Mechanical reproduction was a movement that began in the twentieth century. The twentieth century saw the rise in industry and technology, which allowed for commercial items to be mass produced. This mass production, or mechanical reproduction as it came to be known, is reflective in the art of the time.
Art depicts and reflects the time in which it was created. Often content, styles and method of production are relevant to social climate and evolving thoughts of an era.
These mass produced items and the commercial market they created are evident in the art produced during the age of mechanical reproduction. Pop art was an avante garde movement within this period which predicted and reflected the rapid growth of the economy and the sudden need to consume.
American pop artist Andy Warhol created numerous works throughout the rise of the movement. His works were primarily screen prints of photographs removed from magazines of celebrities popular at or around that time, or screen prints of commercial products (soup cans and washing powder, for example).
The way in which he produced his works and their content are an example of mechanical reproduction in themselves. The principle of screen printing is to create a stencil image, and from this one stencil the same image may be reproduced continuously numerous times. This process is the equivalent to mass production.
Whilst WarholÃÂs methods of production represent industryÃÂs methods, so too does his content. WarholÃÂs work constantly incorporates images of commercial items of mass/ popular culture.

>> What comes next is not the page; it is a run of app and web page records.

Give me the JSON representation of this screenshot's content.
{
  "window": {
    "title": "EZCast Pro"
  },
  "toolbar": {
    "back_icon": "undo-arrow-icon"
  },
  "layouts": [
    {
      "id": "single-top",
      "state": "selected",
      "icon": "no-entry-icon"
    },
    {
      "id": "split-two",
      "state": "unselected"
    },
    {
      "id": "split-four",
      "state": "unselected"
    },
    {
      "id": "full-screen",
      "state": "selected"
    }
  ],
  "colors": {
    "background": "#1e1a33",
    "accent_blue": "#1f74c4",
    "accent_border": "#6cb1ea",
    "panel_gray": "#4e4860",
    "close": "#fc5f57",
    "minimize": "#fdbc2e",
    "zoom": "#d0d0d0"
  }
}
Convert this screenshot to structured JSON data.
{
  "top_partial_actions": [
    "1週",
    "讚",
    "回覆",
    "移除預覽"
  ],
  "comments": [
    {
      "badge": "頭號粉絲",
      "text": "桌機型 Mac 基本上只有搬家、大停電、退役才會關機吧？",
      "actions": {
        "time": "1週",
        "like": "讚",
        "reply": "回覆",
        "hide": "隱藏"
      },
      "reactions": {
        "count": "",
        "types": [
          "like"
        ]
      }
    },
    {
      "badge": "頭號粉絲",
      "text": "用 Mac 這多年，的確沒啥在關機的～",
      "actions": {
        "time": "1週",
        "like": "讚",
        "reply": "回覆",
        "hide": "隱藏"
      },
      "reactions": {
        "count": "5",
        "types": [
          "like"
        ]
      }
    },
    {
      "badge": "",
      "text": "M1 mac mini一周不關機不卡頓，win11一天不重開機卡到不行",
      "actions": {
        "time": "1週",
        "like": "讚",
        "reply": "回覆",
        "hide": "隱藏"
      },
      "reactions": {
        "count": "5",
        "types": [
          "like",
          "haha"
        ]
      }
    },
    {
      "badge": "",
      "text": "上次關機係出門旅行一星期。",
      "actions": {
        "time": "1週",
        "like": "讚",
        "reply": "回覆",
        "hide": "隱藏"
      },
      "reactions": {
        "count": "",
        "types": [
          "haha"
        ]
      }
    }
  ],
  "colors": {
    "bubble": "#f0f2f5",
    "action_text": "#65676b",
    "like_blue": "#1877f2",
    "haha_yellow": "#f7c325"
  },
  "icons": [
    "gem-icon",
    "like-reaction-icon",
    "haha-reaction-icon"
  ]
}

Andy Warhol's '100 Soup Cans' and 'Marilyn Munroe TriptychÃÂ are examples of highly consumerist content common in WarholÃÂs work. The first depicts one hundred CampbellÃÂs soup cans, emphasising the huge quantities of products that are simply dropped of the production line and into super markets, conveniently in place for the...